Beast mode turns the Horde concept on its head, as you and three friends switch roles and become the invading Locust, bearing down on a hunkered gang of humans. It’s a cool twist because Beast embraces the fact that you’ll die. That’s fine! Die a bunch. The cash you acquire from kills is spent on respawning bigger, badder creatures who fit any given challenge, from the crawly buggers that can take down barbed wire to the strong, slow beasts who wield kill-’em-all machine guns.
Rounding out the package is a large suite of versus modes, which don’t add a ton of changes to the Gears formula. At the very least, they address the crucial criticism of Gears’ online combat—that the game’s famed duck-and-cover system is overshadowed by rush-and-shotgun. That move’ll still win you games of Team Deathmatch, sure, but if you want to play the game as it’s designed—hide out and flank your enemy by working with a smart team—you can finally do so more effectively. A “marking” system, swiped from the Battlefield series, allows players to spot foes in the distance and mark them with an icon for a few seconds, helping teammates close in on a foe. The standard-issue Hammerburst rifle has been given greater long-distance effectiveness, and the Retro Lancer trades accuracy for power to deliver a nice short-burst rifle option against shotgun-runners.

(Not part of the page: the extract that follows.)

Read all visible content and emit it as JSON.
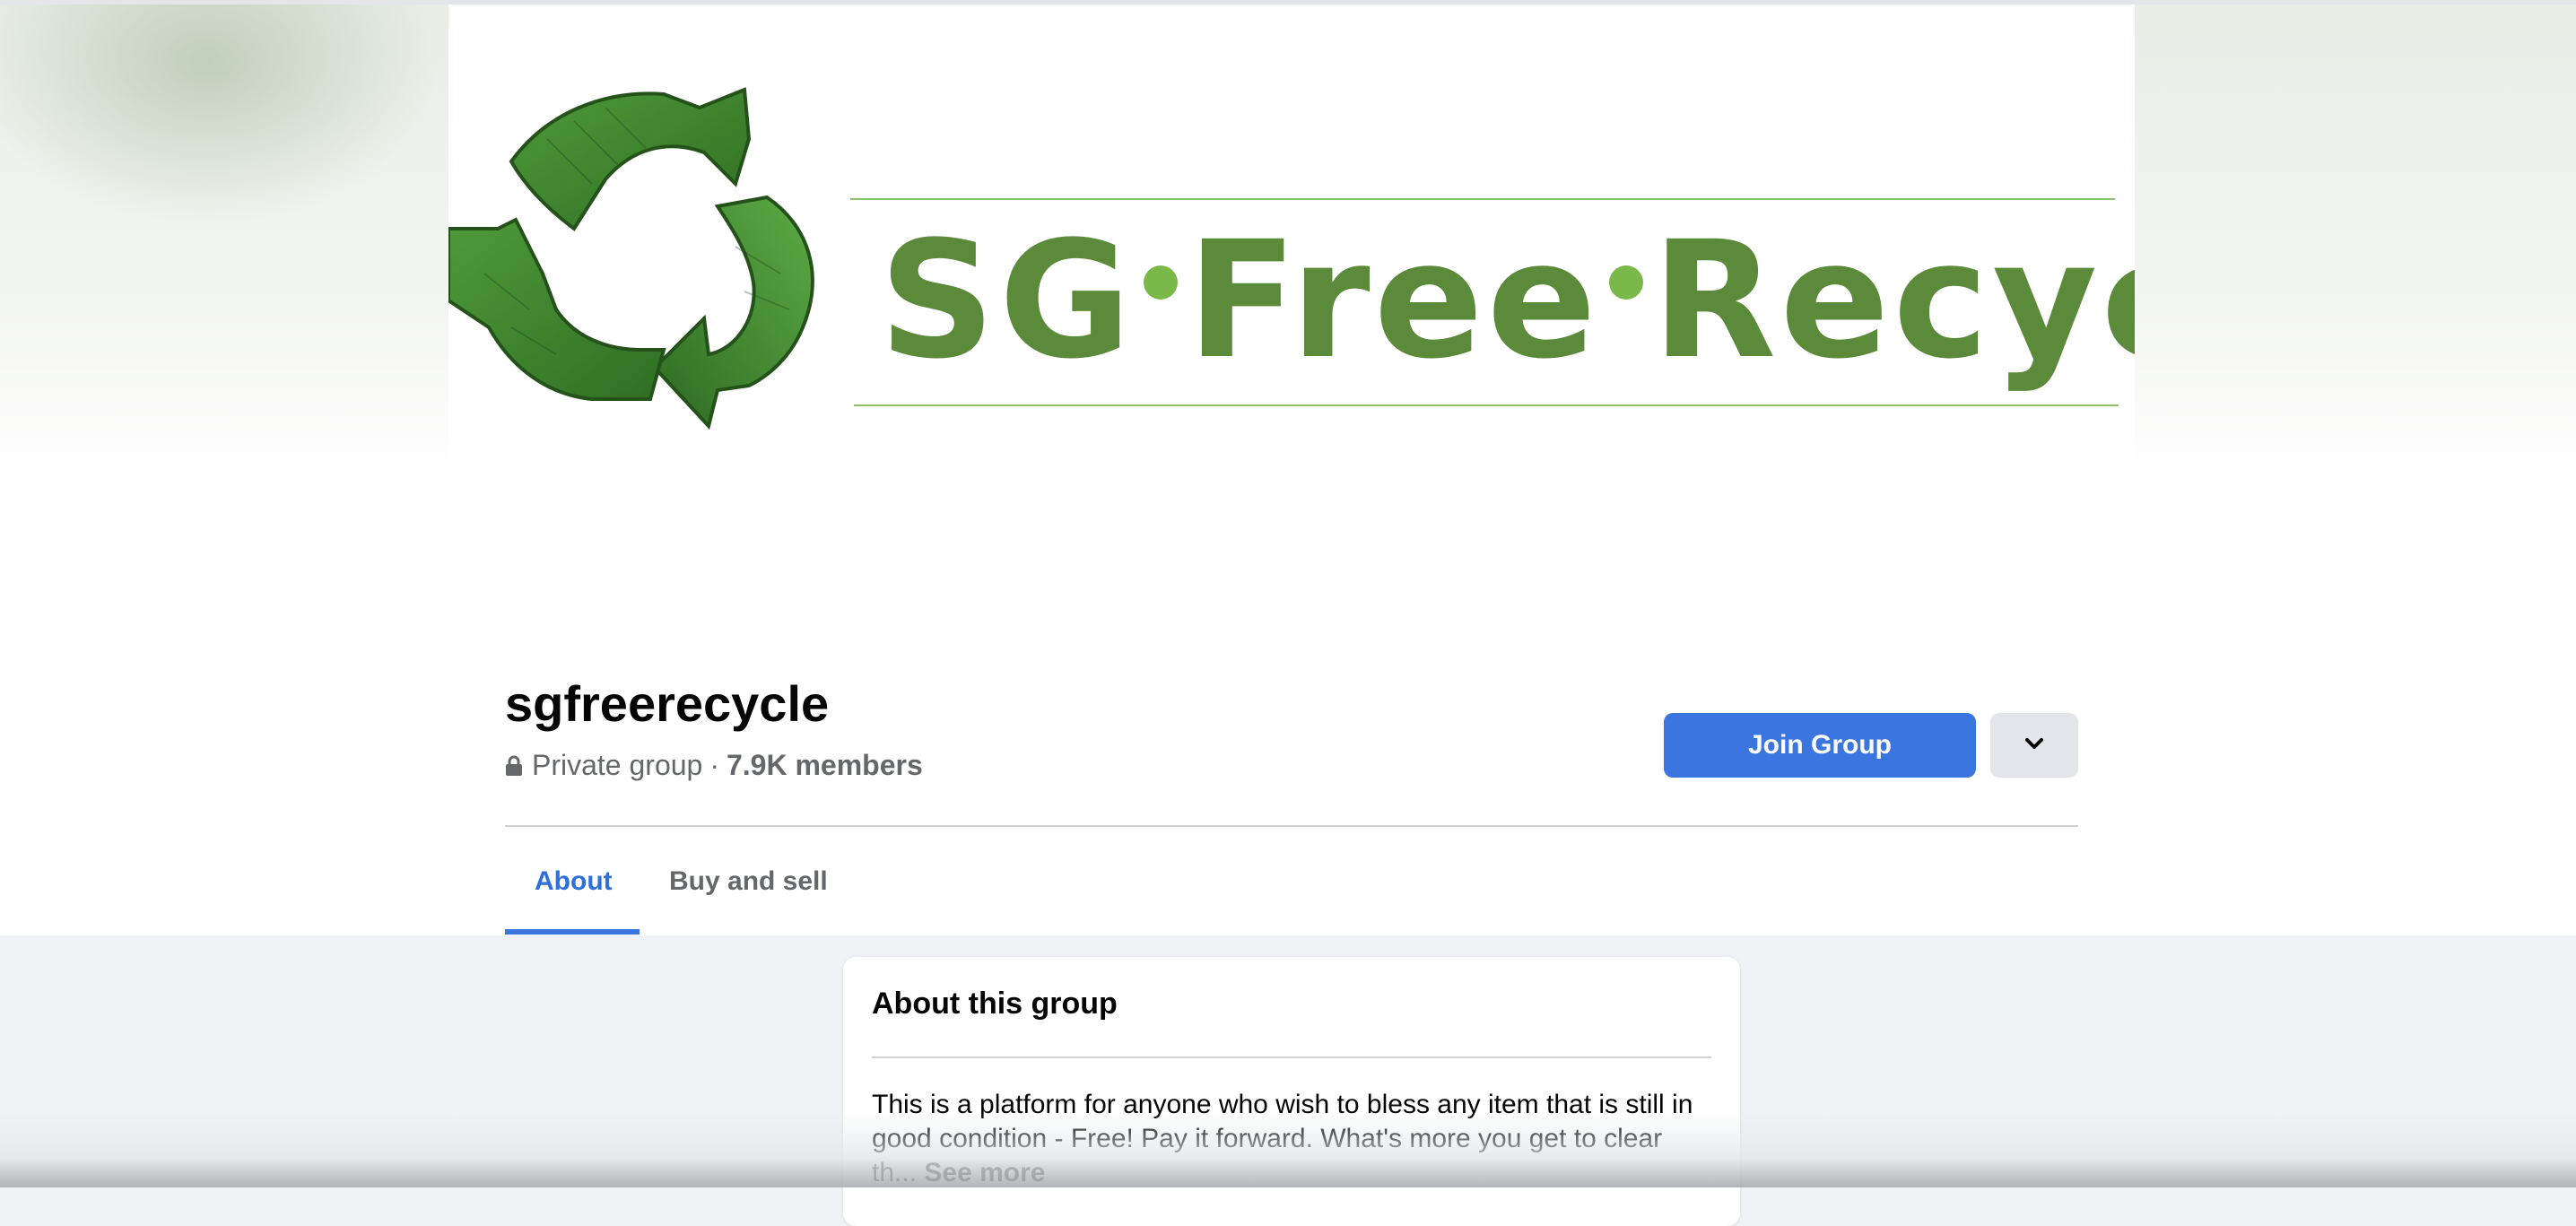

Epic has teased a ton of add-on content, but Gears 3 ships with ten very cool maps out of the gate and plenty to do on them, so you can presumably ignore the DLC. What remains to be seen is how Epic deals with the bad side of the action-figure world—the bully who swipes your toys. Gears 1 & 2 were marred with online issues, from glitch exploits to connectivity hell, and Epic has pledged to keep a close eye on the playground by operating the game’s servers and posting frequent updates. Whether that’ll pan out on Xbox Live, a service that is notorious for holding up crucial online game updates (see Team Fortress 2, Monday Night Combat and dozens more), is anybody’s guess.
Still, these action figures and their landscapes of doom are detailed, massive, plentiful and polished. Players won’t suffer by glitches, by brevity or by lack of tactical forethought. Or, more importantly, by hubris and overreaching on the developer’s behalf. Gears of War 3 is just a game—and thank goodness for that.